“UK Orchestra. 7:30pm, CH FREE'




“Bluegrass Choral Music Festival for urine 'iIr‘.
call 257 4900

“La Residence lrencsise 5 6pm Kirov-inland Hall

“Tae Kwon Do practice 5 30 ‘ 00pm Alum-t Gyir

“Niles Gallery Series: Homer Lediord Tiartrtmral must. mu an t mstrovvtent
craftsman 12 00 Noon Lurilie little Fine Arts Library Rm .luhn .iarnh Nrinc.


“Aw KO". Psi Service Evont. 1200 3‘00pm Shriner's Hospital Richmond







“Women's Rugby Match, Noon Rugby Pitch Free!

“Toe Km 00 practice, Il‘OOamJZ'JO rpm Alumni Gym




“International Student libie Study 6 300m Baptist
Student Union

“Alpha Kappa Psi Executive Board Meeting ‘ 00w
Student Center, Rm 203




“Moth Tutoring 6 00 R'OOpm (‘nmmiinc Rm 30‘
'Mh Tutoring 8 0010 000m Commons Rnr 30‘
'm Tutoring 6 00 B‘OOpm Holmes Nall Lobby
“Math Tutoring R 00 to 00pm Holmes Halt muhy






Curtis late
Asustant Scene Editor
Phone 257'l9l5 | [-mait kernelarteyahoorom

’4] Mohair, SEPTEMBER 23, 2002 | millennium

New lighting


UK's Singletary Center

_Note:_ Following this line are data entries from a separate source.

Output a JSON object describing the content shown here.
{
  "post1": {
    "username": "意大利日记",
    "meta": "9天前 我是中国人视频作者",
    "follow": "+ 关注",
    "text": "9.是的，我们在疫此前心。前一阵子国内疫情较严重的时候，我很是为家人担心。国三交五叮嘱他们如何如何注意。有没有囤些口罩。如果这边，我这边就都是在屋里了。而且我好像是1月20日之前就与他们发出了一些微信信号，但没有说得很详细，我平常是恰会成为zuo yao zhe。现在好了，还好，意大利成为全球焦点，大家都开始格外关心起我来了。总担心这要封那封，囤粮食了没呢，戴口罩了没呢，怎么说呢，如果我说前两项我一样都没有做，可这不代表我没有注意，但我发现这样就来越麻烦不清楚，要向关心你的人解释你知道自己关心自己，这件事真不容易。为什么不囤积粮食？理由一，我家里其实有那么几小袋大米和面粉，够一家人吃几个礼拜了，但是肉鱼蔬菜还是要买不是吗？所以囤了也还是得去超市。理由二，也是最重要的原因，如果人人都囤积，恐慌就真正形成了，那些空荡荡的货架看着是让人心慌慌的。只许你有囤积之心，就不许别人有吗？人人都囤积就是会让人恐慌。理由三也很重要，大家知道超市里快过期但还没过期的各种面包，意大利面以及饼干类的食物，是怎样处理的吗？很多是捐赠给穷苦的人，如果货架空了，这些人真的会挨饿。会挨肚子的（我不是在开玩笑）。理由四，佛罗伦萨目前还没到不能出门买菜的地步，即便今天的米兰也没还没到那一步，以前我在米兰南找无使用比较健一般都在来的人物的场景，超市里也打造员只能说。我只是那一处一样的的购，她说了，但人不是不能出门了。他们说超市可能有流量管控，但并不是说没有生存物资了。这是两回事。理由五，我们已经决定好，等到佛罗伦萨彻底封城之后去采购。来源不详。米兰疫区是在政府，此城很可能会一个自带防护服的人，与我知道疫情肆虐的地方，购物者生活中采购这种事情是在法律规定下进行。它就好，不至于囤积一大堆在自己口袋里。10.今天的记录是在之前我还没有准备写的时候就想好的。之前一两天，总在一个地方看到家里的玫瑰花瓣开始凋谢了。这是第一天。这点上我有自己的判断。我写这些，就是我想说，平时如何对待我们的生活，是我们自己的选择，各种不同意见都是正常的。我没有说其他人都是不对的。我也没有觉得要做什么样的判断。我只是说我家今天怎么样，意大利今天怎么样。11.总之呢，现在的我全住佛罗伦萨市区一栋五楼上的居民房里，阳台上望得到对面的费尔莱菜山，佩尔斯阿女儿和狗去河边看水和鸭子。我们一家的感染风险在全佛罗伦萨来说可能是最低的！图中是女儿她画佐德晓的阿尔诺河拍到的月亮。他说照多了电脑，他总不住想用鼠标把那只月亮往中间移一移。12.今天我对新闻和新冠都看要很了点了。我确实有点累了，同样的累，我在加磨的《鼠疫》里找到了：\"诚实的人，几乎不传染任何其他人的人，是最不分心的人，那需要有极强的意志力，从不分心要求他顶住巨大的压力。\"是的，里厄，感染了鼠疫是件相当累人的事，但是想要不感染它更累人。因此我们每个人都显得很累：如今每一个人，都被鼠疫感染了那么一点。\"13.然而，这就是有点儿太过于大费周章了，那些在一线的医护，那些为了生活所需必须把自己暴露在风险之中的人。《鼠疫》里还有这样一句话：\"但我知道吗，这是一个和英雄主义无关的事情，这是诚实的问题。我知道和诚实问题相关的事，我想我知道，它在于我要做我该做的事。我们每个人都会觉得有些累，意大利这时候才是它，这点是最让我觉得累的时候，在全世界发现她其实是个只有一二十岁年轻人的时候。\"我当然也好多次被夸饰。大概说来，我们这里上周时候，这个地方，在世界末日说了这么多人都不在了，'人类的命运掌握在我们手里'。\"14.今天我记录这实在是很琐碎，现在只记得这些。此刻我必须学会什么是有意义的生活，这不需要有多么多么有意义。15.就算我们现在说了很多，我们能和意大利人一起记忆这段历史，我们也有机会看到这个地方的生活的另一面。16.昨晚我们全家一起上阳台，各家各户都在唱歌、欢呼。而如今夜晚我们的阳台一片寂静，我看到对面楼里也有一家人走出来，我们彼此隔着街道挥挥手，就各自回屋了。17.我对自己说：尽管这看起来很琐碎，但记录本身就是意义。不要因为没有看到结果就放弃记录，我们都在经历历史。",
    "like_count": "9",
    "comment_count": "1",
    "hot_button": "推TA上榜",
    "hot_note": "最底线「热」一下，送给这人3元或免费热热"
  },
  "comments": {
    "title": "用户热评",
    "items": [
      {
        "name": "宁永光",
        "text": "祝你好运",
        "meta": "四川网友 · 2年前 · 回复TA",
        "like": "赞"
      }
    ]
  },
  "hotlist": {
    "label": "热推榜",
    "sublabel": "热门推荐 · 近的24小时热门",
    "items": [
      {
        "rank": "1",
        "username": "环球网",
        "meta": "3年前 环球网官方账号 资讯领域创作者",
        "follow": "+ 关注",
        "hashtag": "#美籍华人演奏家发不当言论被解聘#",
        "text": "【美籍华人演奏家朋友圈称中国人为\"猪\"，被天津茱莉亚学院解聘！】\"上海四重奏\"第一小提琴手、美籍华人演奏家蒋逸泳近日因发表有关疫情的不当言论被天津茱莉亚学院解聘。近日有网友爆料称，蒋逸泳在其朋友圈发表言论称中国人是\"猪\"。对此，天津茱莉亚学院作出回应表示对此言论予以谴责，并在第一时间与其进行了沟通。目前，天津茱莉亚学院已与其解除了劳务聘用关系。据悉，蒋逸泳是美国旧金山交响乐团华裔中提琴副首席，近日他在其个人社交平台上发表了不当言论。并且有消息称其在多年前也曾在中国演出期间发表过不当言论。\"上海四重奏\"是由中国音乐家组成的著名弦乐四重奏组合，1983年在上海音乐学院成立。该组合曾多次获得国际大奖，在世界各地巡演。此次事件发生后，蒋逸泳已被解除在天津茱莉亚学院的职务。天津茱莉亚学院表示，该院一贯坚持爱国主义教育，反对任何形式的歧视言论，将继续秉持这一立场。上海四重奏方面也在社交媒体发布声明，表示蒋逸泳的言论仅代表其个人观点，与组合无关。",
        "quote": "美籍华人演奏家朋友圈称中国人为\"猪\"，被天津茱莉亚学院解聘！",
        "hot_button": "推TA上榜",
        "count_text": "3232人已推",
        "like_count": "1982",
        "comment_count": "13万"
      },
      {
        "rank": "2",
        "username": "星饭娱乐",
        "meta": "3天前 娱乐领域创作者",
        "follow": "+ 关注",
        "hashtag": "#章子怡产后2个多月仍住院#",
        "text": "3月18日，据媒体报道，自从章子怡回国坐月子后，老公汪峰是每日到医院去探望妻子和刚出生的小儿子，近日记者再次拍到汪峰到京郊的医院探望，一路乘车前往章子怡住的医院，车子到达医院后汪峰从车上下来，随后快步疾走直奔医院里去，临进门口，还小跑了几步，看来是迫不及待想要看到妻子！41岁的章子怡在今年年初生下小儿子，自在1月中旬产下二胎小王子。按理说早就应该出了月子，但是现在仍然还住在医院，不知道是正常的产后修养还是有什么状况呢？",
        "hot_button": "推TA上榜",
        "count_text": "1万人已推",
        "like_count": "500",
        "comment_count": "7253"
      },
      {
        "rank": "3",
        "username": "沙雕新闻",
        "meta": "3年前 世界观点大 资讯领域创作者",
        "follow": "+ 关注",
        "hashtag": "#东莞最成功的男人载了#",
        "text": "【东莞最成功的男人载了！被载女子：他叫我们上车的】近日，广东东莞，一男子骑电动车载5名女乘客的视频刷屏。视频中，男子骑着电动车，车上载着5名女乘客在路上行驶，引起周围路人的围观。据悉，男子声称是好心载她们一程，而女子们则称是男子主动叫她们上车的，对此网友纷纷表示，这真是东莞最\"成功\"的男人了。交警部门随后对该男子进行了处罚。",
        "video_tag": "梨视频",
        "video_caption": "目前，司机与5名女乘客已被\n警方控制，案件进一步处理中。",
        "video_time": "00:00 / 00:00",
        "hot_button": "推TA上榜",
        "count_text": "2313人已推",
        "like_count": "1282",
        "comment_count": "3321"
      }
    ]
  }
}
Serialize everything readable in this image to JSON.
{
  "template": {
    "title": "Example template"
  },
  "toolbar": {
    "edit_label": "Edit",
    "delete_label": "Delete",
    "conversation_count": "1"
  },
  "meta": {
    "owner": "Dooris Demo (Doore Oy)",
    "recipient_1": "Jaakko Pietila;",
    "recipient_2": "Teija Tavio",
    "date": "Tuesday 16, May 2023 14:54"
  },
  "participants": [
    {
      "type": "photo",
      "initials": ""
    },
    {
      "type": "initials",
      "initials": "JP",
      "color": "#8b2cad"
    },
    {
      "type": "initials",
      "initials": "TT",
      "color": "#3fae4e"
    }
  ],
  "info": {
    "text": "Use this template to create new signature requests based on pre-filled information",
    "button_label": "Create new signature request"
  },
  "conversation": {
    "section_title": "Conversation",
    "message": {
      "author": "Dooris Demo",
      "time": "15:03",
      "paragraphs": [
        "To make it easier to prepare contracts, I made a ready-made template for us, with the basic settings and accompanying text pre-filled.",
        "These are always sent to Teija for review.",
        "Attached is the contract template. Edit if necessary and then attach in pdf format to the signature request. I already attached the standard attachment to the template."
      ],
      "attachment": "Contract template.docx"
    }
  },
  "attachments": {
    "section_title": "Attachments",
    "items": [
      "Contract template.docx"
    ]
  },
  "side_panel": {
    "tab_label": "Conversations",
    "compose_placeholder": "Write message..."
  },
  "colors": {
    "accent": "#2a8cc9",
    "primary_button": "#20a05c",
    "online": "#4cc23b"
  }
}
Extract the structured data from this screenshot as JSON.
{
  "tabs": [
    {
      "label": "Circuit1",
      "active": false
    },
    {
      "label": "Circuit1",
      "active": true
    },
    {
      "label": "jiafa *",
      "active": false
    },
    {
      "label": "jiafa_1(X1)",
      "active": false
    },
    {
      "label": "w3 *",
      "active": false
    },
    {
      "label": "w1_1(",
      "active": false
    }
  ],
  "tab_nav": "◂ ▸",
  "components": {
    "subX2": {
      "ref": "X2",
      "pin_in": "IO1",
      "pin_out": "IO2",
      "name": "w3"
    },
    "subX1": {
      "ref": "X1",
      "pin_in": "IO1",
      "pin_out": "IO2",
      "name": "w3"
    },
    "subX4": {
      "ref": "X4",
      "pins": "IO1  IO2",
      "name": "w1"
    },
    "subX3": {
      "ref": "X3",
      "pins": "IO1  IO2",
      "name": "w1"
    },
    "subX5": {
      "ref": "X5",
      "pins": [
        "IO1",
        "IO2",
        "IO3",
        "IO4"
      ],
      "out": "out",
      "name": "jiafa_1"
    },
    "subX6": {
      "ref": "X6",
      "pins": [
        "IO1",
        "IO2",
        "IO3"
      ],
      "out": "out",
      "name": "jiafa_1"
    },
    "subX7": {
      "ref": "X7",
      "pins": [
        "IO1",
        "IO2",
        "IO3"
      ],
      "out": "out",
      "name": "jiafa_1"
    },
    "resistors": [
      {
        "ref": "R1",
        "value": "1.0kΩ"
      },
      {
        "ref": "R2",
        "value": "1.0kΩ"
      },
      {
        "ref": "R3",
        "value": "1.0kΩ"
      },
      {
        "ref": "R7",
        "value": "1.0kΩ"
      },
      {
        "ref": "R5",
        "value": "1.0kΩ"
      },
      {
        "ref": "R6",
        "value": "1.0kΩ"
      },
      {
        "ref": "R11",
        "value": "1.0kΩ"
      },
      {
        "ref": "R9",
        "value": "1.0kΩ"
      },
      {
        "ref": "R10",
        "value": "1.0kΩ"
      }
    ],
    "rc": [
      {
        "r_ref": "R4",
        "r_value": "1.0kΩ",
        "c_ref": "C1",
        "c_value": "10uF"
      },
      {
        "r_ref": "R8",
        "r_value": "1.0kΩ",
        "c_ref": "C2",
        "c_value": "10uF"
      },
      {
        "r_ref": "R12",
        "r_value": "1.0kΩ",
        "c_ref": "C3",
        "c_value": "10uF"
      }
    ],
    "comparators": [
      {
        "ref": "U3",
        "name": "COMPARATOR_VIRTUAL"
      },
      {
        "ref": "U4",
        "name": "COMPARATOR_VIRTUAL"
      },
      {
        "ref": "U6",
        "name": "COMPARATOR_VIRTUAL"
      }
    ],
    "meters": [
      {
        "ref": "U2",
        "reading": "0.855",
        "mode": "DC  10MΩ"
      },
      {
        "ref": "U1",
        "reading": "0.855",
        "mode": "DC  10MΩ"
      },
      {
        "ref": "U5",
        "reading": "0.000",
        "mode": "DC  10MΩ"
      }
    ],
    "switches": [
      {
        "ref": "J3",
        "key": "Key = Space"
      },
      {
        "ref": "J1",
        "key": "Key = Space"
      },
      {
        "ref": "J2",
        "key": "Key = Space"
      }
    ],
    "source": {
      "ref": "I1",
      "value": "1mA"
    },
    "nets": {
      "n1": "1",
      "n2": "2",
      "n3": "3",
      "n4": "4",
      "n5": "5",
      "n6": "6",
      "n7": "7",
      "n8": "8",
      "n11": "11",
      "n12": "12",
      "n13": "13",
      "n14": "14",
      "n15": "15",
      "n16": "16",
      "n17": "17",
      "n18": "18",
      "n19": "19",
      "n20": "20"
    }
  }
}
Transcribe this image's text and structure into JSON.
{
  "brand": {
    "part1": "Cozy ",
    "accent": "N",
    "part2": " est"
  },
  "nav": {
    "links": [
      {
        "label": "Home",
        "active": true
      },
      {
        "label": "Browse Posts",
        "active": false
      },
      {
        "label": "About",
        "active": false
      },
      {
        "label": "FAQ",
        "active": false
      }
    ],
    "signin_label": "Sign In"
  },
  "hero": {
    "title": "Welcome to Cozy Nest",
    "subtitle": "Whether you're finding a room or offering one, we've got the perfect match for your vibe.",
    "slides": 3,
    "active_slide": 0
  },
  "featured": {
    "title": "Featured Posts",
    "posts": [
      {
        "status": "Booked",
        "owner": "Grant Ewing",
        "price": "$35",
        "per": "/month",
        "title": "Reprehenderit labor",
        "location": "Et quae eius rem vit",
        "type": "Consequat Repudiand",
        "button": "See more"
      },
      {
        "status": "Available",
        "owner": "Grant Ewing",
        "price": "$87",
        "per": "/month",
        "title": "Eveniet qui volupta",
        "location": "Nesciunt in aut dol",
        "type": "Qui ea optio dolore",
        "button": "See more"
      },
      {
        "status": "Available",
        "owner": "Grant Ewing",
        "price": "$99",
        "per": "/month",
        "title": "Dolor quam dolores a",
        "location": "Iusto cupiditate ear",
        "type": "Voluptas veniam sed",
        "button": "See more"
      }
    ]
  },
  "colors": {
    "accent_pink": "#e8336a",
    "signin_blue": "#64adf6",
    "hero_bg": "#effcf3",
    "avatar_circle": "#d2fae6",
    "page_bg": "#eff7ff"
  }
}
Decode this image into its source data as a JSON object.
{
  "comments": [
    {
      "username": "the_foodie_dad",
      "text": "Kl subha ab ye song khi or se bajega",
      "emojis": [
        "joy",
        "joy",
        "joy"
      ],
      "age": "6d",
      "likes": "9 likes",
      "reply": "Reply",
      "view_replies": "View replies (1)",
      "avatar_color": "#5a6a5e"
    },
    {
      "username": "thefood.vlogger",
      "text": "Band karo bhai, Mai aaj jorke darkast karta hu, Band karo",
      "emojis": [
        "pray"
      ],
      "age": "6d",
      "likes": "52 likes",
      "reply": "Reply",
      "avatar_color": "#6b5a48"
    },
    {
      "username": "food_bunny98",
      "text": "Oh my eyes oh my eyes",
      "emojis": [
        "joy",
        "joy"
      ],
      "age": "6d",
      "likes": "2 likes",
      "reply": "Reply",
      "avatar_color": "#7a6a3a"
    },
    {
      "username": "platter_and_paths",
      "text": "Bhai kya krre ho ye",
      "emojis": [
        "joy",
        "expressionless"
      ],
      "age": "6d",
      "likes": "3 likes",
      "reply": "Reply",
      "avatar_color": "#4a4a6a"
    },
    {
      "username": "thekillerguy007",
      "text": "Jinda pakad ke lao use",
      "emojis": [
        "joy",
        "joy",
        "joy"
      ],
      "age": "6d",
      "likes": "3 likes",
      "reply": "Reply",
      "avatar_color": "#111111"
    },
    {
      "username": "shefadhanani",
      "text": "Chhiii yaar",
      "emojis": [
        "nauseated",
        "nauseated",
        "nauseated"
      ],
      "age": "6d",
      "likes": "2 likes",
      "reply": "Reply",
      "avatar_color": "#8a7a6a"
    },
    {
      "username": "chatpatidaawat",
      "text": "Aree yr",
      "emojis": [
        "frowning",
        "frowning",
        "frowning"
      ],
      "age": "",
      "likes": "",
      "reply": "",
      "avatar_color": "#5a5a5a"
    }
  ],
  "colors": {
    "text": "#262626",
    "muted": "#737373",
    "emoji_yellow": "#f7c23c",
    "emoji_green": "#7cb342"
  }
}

The UK Orchestra rehearses last Tuesday afternoon on stage in the Singletary Center concert hall. Until last week, the concert hall
was closed for renovation of its lighting system, the first such improvement made to the center since it opened in September 1979.

Turning it on: Center staff
feared failure of old system

By Curtis Tate

ASSlSlAN' Si.‘ N‘l ilrl’UH

The hi'rglit nee. lights ~li:iiiii::
down on the lit-itinctoi: l’liilli ii‘iiionzt
Friday night at His Sitt-:ict:ti"«. i'eii
ter for the .\l'l\ debuted the tirsi nza
jor iniproxenieiit the H‘l‘lt'l lim- rt
ceived in its LL. \eai‘ ltl\llii x

The lZLIlEYill; l"‘?li‘\1lllt'i; he ltl vii
a long time cumin}..-

Singletaiw fenter liner in: ll:»l‘:\
Salisbiii‘x «it
iil‘filt'tl so lllilt‘ll that lli.’l‘.i\?l1tl-.i‘ti'tl
during perteriiiant es

"We felt like ue i enldn‘t Ill-llxl‘ it
another tearf she siid

Tanya Harper. the retitct”-~ pre
duction director \‘llfl tne weir ert and
recital halls are better lll ttzi and oil
stage non and patrons \t ‘ll ixotii c

"You ll be .ihle to read win pro
gram. \llt"~,llll

The digital system t‘t‘}ii.‘li'l‘~~ :ntn
uaih operated tinting l’iii‘ill'!‘l.\ lira:
limited the ioiitp'Iexitt lit the \llIM-s
thecentercould icminiiiodate

Harper and .‘sLiizzli-tiry (‘eiiter
pi‘e\1till\l\ had to \llliillih or scale
back shuns with greater llLIlill